------ Data for this task

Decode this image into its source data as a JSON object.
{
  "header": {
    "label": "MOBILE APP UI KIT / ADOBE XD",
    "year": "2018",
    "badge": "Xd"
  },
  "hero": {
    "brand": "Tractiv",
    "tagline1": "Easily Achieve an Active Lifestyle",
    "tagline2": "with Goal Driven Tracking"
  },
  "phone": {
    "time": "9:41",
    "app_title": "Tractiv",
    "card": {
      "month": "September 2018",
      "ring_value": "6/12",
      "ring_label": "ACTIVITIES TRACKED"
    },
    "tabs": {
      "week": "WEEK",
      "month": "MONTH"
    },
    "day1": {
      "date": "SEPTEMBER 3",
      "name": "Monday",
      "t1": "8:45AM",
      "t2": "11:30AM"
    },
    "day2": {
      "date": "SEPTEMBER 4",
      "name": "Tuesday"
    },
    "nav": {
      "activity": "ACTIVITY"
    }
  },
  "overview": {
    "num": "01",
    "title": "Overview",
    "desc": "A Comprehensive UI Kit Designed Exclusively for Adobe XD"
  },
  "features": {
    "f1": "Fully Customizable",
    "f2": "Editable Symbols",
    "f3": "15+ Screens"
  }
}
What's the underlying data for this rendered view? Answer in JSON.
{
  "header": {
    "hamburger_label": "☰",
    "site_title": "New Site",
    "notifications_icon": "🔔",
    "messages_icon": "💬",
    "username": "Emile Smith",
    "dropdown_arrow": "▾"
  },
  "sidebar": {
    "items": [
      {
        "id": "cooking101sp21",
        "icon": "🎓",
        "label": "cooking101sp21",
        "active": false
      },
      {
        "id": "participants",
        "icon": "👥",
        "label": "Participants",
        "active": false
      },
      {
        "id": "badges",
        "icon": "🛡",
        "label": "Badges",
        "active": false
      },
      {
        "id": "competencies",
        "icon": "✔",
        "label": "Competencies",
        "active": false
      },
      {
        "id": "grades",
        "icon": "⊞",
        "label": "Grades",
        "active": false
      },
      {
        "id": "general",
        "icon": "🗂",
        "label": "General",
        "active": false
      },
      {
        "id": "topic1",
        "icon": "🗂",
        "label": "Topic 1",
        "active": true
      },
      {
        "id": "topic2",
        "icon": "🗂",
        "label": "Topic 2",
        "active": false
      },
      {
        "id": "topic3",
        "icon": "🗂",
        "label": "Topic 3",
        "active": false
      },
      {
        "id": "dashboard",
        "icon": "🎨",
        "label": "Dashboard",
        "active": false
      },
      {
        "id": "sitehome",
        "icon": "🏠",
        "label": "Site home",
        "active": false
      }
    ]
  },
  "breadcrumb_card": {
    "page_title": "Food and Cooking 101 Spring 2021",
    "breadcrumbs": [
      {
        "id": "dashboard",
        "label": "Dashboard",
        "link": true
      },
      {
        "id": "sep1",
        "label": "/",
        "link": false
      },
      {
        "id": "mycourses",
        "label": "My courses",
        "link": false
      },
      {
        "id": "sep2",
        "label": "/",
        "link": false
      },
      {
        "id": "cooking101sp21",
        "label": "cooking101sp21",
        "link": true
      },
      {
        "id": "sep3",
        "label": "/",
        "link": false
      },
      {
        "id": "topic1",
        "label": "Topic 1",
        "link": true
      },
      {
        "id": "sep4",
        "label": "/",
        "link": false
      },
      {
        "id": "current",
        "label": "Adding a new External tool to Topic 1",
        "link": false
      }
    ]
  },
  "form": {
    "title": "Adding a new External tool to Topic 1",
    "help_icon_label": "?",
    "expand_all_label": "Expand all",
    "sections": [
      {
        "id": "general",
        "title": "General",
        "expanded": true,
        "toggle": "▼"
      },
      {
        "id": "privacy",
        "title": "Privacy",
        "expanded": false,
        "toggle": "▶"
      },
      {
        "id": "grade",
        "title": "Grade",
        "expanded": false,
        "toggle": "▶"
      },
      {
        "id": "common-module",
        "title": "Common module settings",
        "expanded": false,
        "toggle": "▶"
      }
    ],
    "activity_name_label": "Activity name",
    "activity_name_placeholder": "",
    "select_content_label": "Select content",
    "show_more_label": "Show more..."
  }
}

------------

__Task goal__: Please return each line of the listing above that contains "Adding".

__Answer to this problem__:
        "label": "Adding a new External tool to Topic 1",
    "title": "Adding a new External tool to Topic 1",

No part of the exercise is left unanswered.